| Exercise objective |
Each line in the records that mentions the word "принтеров" needs to be listed.

** Task material follows **

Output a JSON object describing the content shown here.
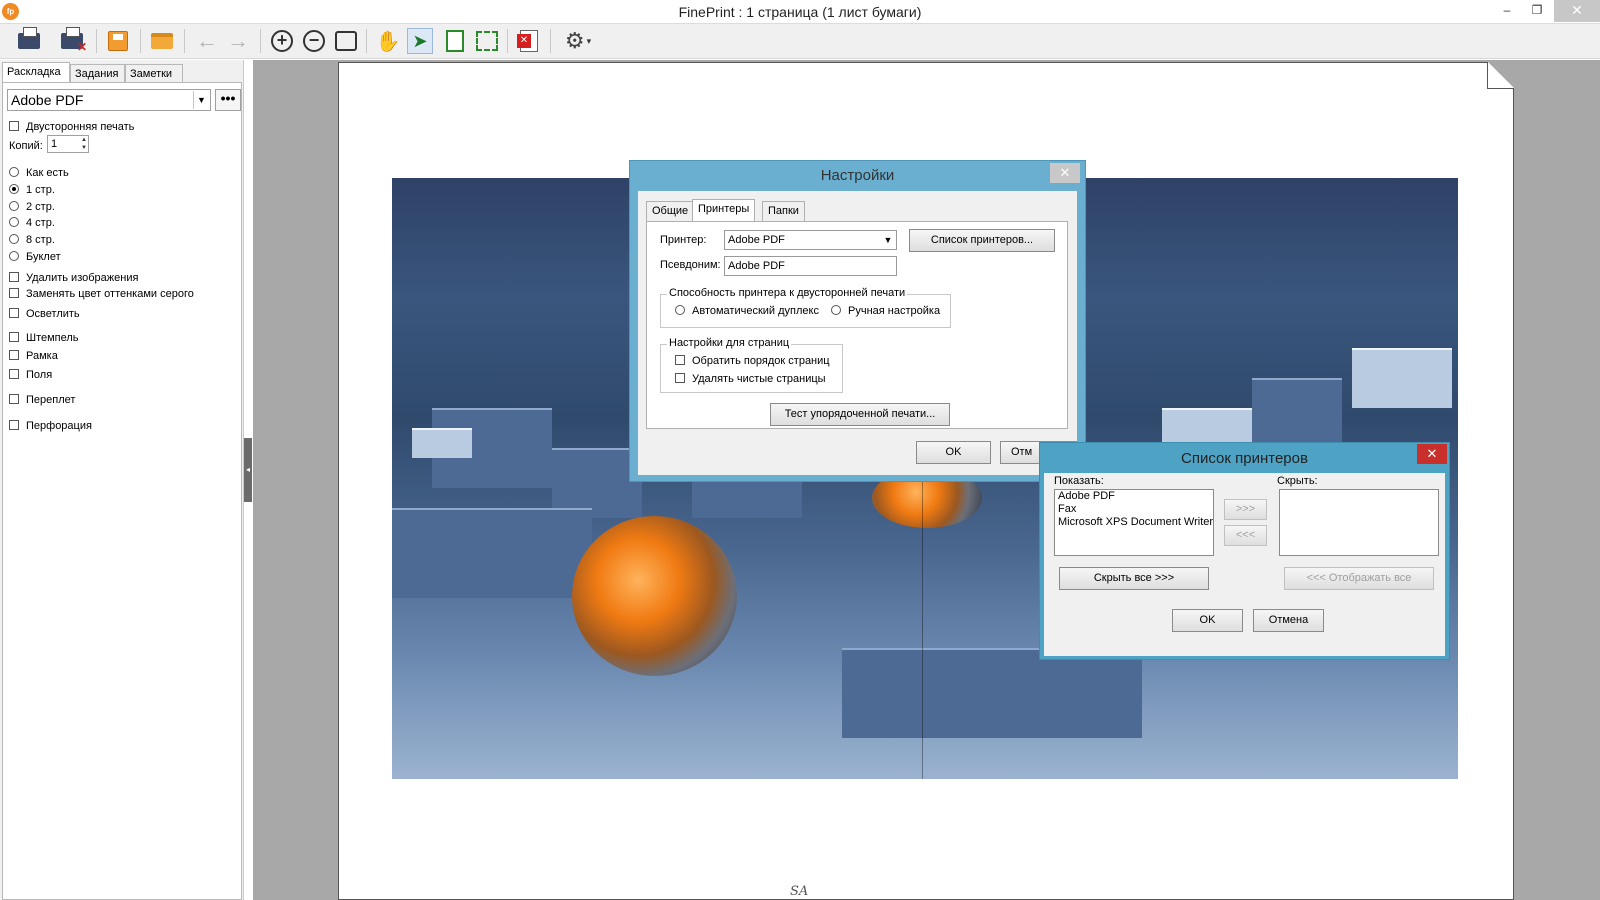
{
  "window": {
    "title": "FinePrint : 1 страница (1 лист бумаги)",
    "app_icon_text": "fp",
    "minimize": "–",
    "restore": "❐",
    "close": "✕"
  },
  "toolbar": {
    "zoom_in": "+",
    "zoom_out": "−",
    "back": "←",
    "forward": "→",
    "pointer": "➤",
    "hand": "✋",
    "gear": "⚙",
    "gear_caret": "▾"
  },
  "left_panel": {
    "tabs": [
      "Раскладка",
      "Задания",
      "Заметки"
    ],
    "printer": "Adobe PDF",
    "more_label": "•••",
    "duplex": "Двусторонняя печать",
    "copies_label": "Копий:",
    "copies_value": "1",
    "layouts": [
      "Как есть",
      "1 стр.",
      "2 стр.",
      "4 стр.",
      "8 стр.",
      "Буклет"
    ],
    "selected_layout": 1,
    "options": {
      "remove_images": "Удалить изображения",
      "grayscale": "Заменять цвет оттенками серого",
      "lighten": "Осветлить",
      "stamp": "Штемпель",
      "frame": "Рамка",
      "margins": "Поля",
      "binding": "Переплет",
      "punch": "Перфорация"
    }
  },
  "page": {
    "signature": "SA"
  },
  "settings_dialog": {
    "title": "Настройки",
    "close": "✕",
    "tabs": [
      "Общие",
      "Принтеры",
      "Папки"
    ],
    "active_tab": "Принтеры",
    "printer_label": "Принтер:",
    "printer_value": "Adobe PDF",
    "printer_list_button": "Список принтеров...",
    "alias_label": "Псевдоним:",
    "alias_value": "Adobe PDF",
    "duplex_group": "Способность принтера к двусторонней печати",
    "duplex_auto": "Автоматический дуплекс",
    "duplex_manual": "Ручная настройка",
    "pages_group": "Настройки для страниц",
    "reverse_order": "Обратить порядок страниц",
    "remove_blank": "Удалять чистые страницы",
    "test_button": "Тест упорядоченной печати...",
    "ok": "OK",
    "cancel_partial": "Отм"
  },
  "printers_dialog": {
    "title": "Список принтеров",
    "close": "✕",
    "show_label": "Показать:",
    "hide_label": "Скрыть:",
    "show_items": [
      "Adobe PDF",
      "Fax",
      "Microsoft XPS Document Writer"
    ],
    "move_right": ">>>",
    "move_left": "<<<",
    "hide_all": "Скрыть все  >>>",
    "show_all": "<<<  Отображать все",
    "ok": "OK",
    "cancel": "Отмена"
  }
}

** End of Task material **
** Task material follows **

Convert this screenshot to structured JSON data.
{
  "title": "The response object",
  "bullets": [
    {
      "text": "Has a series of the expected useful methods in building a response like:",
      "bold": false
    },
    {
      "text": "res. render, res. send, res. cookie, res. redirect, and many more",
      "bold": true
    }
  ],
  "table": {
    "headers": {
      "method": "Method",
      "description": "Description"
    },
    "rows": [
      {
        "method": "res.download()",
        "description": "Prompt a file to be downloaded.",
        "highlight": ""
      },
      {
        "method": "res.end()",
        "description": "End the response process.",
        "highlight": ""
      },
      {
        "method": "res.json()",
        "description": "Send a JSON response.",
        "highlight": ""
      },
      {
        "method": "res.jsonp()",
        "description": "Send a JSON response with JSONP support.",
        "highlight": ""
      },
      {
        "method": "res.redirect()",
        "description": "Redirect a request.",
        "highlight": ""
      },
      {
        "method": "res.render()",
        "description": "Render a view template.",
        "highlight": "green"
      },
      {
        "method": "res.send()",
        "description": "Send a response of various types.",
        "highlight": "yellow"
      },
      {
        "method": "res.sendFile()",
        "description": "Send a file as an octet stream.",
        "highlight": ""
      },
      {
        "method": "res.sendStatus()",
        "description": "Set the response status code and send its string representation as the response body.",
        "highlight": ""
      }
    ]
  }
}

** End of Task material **

| Answer box |
    "printer_list_button": "Список принтеров...",
    "title": "Список принтеров",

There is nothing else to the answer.